In 1971, London secretary Sue Coppard started a program called Working Weekends on Organic Farms (WWOOF) to provide fellow city-dwellers with a chance to experience farm life firsthand, in support of the budding organic movement. Today, WWOOF is an international organization, and now stands for World Wide Opportunities on Organic Farms. Participants in over 99 countries can volunteer their time, skills, and assistance on organic farms in exchange for food, accommodation, and above all else, farming or gardening knowledge.
WWOOF is an appealing opportunity for anyone interested in learning more about organic farming and its impact on society. I recently caught up with my friend, Audrey, who lived and worked as a WWOOF-er in the fall.
After graduating from college, Audrey spent the fall of 2009 living and working at Ol’ Ways Farm in Solon, Maine. The homestead of Scott and Gemma maintains a sustainable way of life by growing everything from brussels sprouts to strawberries. They also forage for wild berries and fiddleheads, make their own maple syrup and maple wine, and care for over a dozen animals!
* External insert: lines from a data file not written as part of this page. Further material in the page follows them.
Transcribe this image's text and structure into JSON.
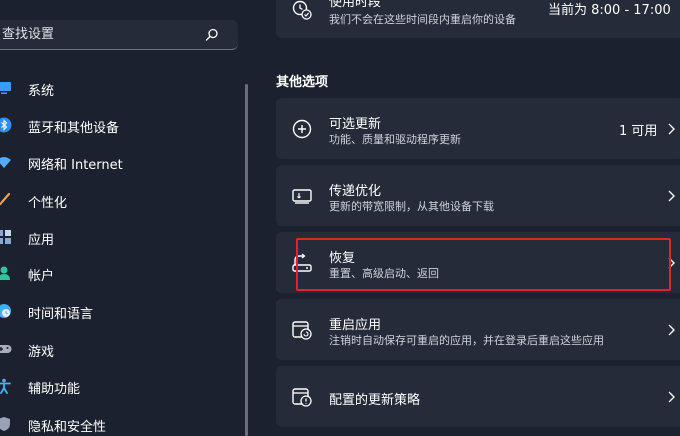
{
  "search": {
    "placeholder": "查找设置"
  },
  "sidebar": {
    "items": [
      {
        "label": "系统",
        "icon": "monitor-icon",
        "color": "#3a9bff"
      },
      {
        "label": "蓝牙和其他设备",
        "icon": "bluetooth-icon",
        "color": "#2e8cff"
      },
      {
        "label": "网络和 Internet",
        "icon": "wifi-icon",
        "color": "#58a8ff"
      },
      {
        "label": "个性化",
        "icon": "brush-icon",
        "color": "#e8a54b"
      },
      {
        "label": "应用",
        "icon": "apps-icon",
        "color": "#8aa6d6"
      },
      {
        "label": "帐户",
        "icon": "person-icon",
        "color": "#2fc59a"
      },
      {
        "label": "时间和语言",
        "icon": "globe-clock-icon",
        "color": "#3ab0ff"
      },
      {
        "label": "游戏",
        "icon": "gamepad-icon",
        "color": "#a9adb8"
      },
      {
        "label": "辅助功能",
        "icon": "accessibility-icon",
        "color": "#3ab8ff"
      },
      {
        "label": "隐私和安全性",
        "icon": "shield-icon",
        "color": "#9aa3b5"
      }
    ]
  },
  "active_hours": {
    "title": "使用时段",
    "subtitle": "我们不会在这些时间段内重启你的设备",
    "value": "当前为 8:00 - 17:00"
  },
  "other_options": {
    "heading": "其他选项",
    "cards": [
      {
        "title": "可选更新",
        "subtitle": "功能、质量和驱动程序更新",
        "value": "1 可用",
        "icon": "plus-circle-icon"
      },
      {
        "title": "传递优化",
        "subtitle": "更新的带宽限制，从其他设备下载",
        "value": "",
        "icon": "delivery-optimization-icon"
      },
      {
        "title": "恢复",
        "subtitle": "重置、高级启动、返回",
        "value": "",
        "icon": "recovery-icon"
      },
      {
        "title": "重启应用",
        "subtitle": "注销时自动保存可重启的应用，并在登录后重启这些应用",
        "value": "",
        "icon": "restart-apps-icon"
      },
      {
        "title": "配置的更新策略",
        "subtitle": "",
        "value": "",
        "icon": "update-policy-icon"
      }
    ]
  },
  "colors": {
    "background": "#1c2130",
    "card": "#262b3a",
    "highlight": "#e0242a"
  }
}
Audrey cultivated a number of skills, including the art of making cheese, and preserving and pickling “everything under the sun.” “Really, my whole time there was my favorite memory!” she says.
Interested in WWOOF-ing? Check out their official website to discover all of the exciting opportunities in your county, state, country, and beyond!